OUR TEAM

Name: Garrett ReppOpen PCR machine engineer
Name: Garrett Repp
Open PCR machine engineer
Name: Joseph RosarioOpen PCR machine engineer
Name: Joseph Rosario
Open PCR machine engineer
Name: Ujwala VakaExperimental protocol planner
Name: Ujwala Vaka
Experimental protocol planner
Name: Emily HerringExperimental protocol planner
Name: Emily Herring
Experimental protocol planner
Name: Sudarshan IyerResearch and Development scientist
Name: Sudarshan Iyer
Research and Development scientist

LAB 2 WRITE-UP

Thermal Cycler Engineering

Our re-design is based upon the Open PCR system originally designed by Josh Perfetto and Tito Jankowski.


System Design


Key Features


Instructions





Protocols

Materials


PCR Protocol



DNA Measurement Protocol



Research and Development

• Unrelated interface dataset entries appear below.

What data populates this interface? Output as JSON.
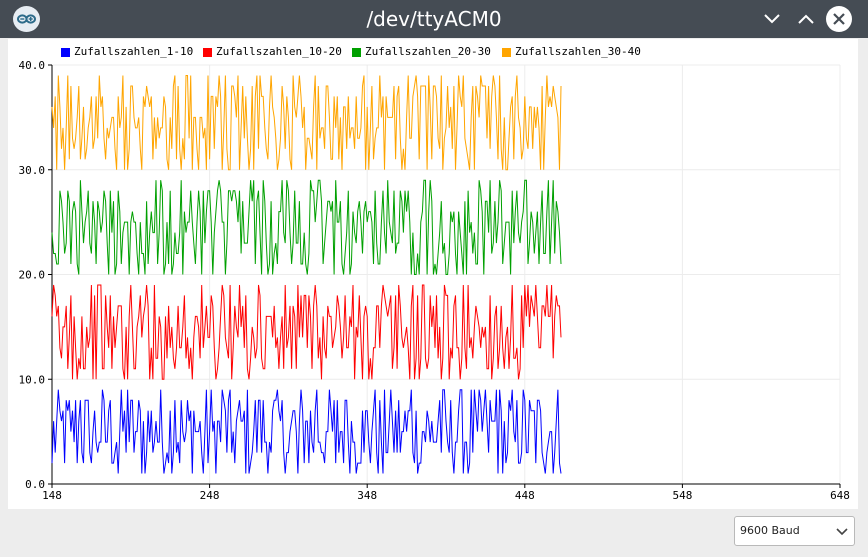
{
  "window": {
    "title": "/dev/ttyACM0",
    "titlebar_color": "#454c54"
  },
  "icons": {
    "app": "arduino-icon",
    "minimize": "chevron-down-icon",
    "maximize": "chevron-up-icon",
    "close": "close-icon"
  },
  "controls": {
    "baud_rate": "9600 Baud"
  },
  "chart_data": {
    "type": "line",
    "title": "",
    "xlabel": "",
    "ylabel": "",
    "xlim": [
      148,
      648
    ],
    "ylim": [
      0,
      40
    ],
    "x_ticks": [
      "148",
      "248",
      "348",
      "448",
      "548",
      "648"
    ],
    "y_ticks": [
      "0.0",
      "10.0",
      "20.0",
      "30.0",
      "40.0"
    ],
    "grid": true,
    "legend_position": "top-left",
    "x_start": 148,
    "x_end": 471,
    "series": [
      {
        "name": "Zufallszahlen_1-10",
        "color": "#0000ff",
        "min": 1,
        "max": 9,
        "values": [
          2,
          6,
          5,
          8,
          3,
          4,
          7,
          1,
          9,
          5,
          3,
          6,
          2,
          8,
          4,
          7,
          1,
          5,
          9,
          3,
          6,
          2,
          8,
          4,
          7,
          3,
          1,
          6,
          9,
          5,
          2,
          8,
          4,
          3,
          7,
          1,
          6,
          5,
          9,
          2,
          4,
          8,
          3,
          7,
          1,
          5,
          6,
          9,
          2,
          4
        ]
      },
      {
        "name": "Zufallszahlen_10-20",
        "color": "#ff0000",
        "min": 10,
        "max": 19,
        "values": [
          16,
          12,
          18,
          11,
          14,
          19,
          13,
          17,
          10,
          15,
          19,
          12,
          16,
          11,
          18,
          14,
          13,
          17,
          19,
          10,
          15,
          12,
          18,
          16,
          11,
          14,
          19,
          13,
          17,
          12,
          15,
          18,
          10,
          16,
          13,
          19,
          11,
          14,
          17,
          12,
          18,
          15,
          10,
          13,
          19,
          16,
          11,
          17,
          14,
          12
        ]
      },
      {
        "name": "Zufallszahlen_20-30",
        "color": "#00a000",
        "min": 20,
        "max": 29,
        "values": [
          24,
          27,
          21,
          29,
          23,
          26,
          20,
          28,
          25,
          22,
          27,
          29,
          21,
          24,
          26,
          23,
          28,
          20,
          25,
          27,
          22,
          29,
          24,
          21,
          26,
          28,
          23,
          20,
          27,
          25,
          29,
          22,
          24,
          26,
          21,
          28,
          23,
          27,
          20,
          25,
          29,
          24,
          22,
          26,
          28,
          21,
          27,
          23,
          25,
          26
        ]
      },
      {
        "name": "Zufallszahlen_30-40",
        "color": "#ffa500",
        "min": 30,
        "max": 39,
        "values": [
          36,
          32,
          38,
          31,
          35,
          39,
          33,
          37,
          30,
          34,
          38,
          32,
          36,
          39,
          31,
          35,
          33,
          37,
          30,
          38,
          34,
          32,
          39,
          36,
          31,
          35,
          37,
          33,
          30,
          38,
          34,
          36,
          32,
          39,
          31,
          37,
          35,
          30,
          33,
          38,
          36,
          32,
          34,
          39,
          31,
          37,
          33,
          35,
          30,
          37
        ]
      }
    ]
  }
}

Background on Disease Markers




Primer Design


Illustration


Personal tools